Amphiregulin-producing γδ T cells are vital for safeguarding oral barrier immune homeostasis

Siddharth Krishnan, Ian E Prise, Kelly Wemyss, Louis P Schenck, Hayley M Bridgeman, Flora A McClure, Tamsin Zangerle-Murray, Conor O'Boyle, Thomas A Barbera, Faiza Mahmood, Dawn M E Bowdish, Dietmar M W Zaiss, John R Grainger, Joanne E Konkel

Research output: Contribution to journalArticlepeer-review

Abstract / Description of output

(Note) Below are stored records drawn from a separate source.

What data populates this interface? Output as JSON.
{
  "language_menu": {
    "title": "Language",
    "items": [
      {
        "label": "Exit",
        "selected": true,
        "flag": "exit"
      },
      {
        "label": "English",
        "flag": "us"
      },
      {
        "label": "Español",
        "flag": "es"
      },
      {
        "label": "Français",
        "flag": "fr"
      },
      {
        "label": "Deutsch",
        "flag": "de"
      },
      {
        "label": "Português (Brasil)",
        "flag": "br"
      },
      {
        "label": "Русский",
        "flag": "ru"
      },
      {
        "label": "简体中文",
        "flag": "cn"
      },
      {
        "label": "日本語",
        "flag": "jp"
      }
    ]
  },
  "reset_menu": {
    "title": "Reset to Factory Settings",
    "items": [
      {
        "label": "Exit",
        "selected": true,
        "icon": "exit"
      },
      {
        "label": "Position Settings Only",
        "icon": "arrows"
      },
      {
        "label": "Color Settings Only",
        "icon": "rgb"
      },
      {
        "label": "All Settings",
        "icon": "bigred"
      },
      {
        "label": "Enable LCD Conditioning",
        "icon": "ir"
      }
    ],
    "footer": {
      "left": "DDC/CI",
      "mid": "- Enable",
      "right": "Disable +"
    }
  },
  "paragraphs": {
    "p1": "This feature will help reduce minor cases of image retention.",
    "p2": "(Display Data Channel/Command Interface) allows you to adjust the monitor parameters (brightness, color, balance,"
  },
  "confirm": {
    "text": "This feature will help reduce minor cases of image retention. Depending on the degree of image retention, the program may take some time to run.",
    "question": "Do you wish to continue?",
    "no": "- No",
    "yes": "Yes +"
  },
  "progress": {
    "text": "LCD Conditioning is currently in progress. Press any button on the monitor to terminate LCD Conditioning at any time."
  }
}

γδ T cells are enriched at barrier sites such as the gut, skin, and lung, where their roles in maintaining barrier integrity are well established. However, how these cells contribute to homeostasis at the gingiva, a key oral barrier and site of the common chronic inflammatory disease periodontitis, has not been explored. Here we demonstrate that the gingiva is policed by γδ T cells with a T cell receptor (TCR) repertoire that diversifies during development. Gingival γδ T cells accumulated rapidly after birth in response to barrier damage, and strikingly, their absence resulted in enhanced pathology in murine models of the oral inflammatory disease periodontitis. Alterations in bacterial communities could not account for the increased disease severity seen in γδ T cell-deficient mice. Instead, gingival γδ T cells produced the wound healing associated cytokine amphiregulin, administration of which rescued the elevated oral pathology of tcrδ-/- mice. Collectively, our results identify γδ T cells as critical constituents of the immuno-surveillance network that safeguard gingival tissue homeostasis.

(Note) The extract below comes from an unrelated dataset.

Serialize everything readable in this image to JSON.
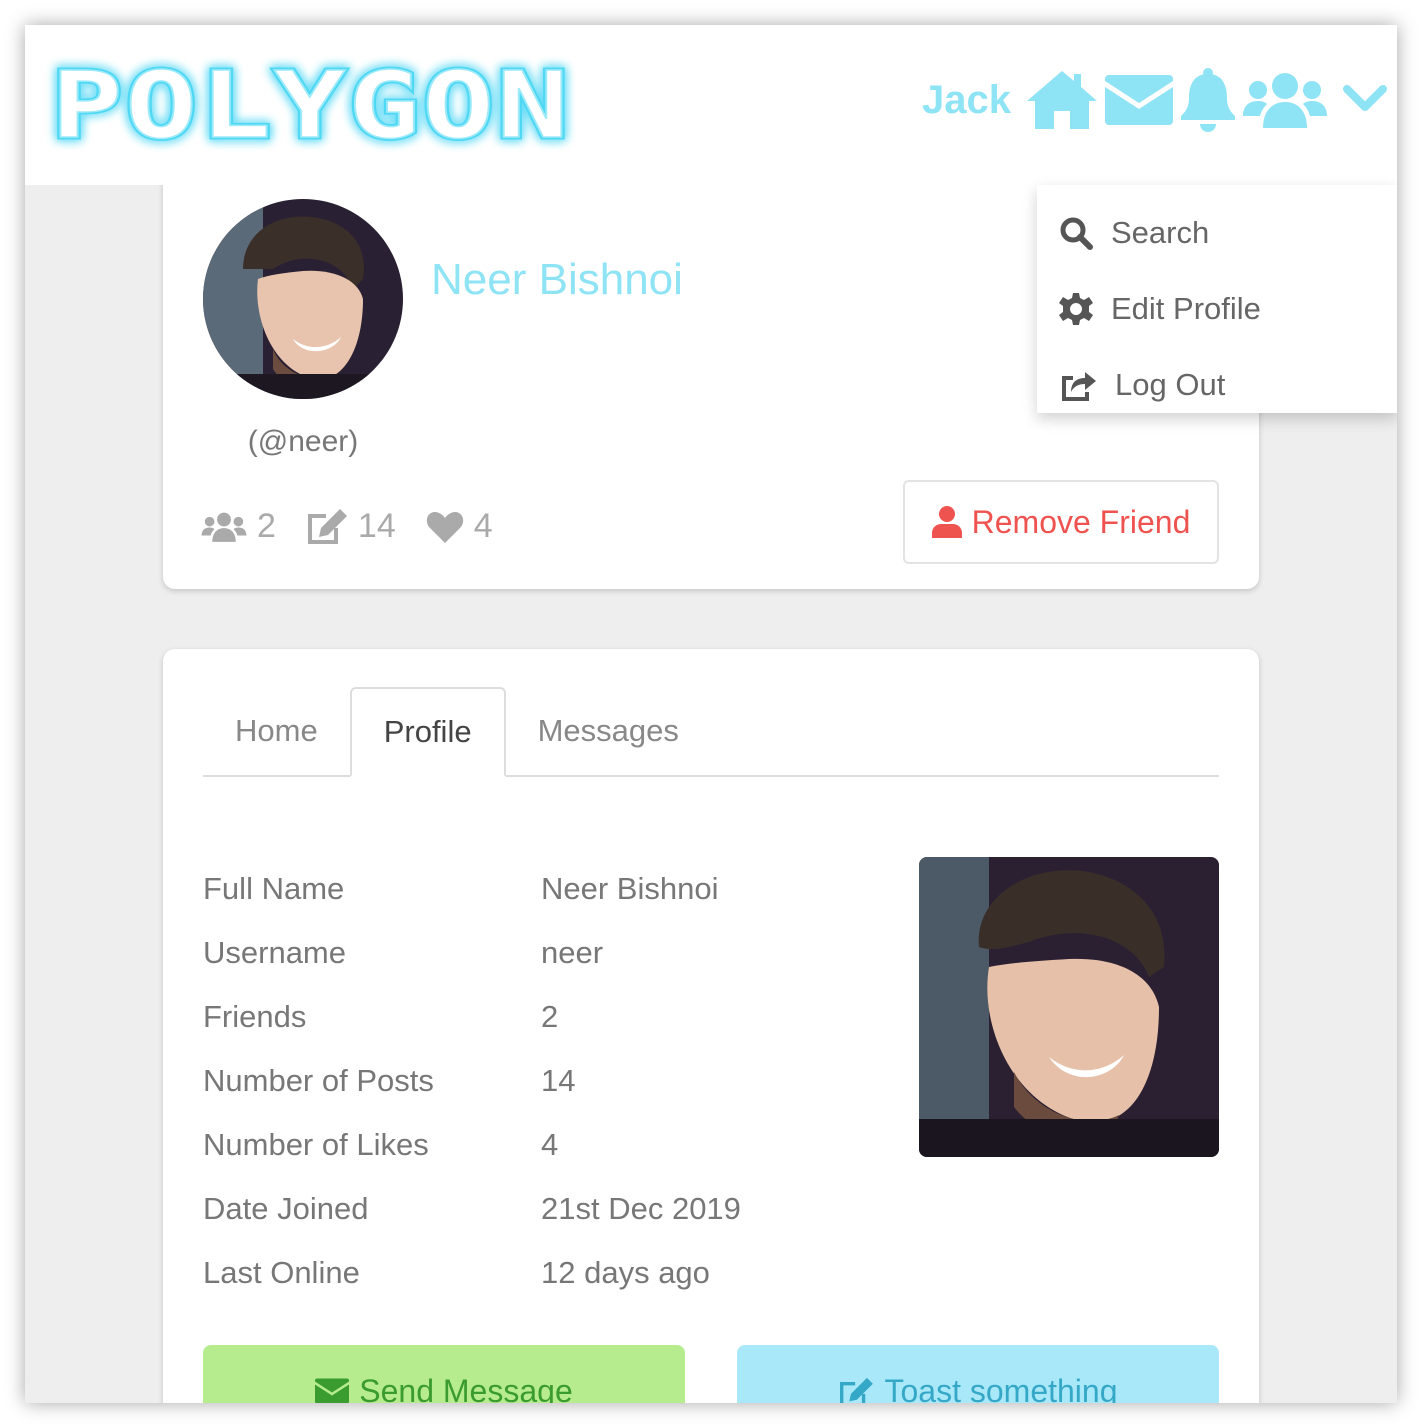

Original languageEnglish
Pages (from-to)10738-10743
Number of pages6
JournalProceedings of the National Academy of Sciences (PNAS)
Issue number42
Early online date2 Oct 2018
Publication statusPublished - 16 Oct 2018

Keywords / Materials (for Non-textual outputs)

  • amphiregulin
  • mucosal immunology
  • γδ T cells


Dive into the research topics of 'Amphiregulin-producing γδ T cells are vital for safeguarding oral barrier immune homeostasis'. Together they form a unique fingerprint.

Cite this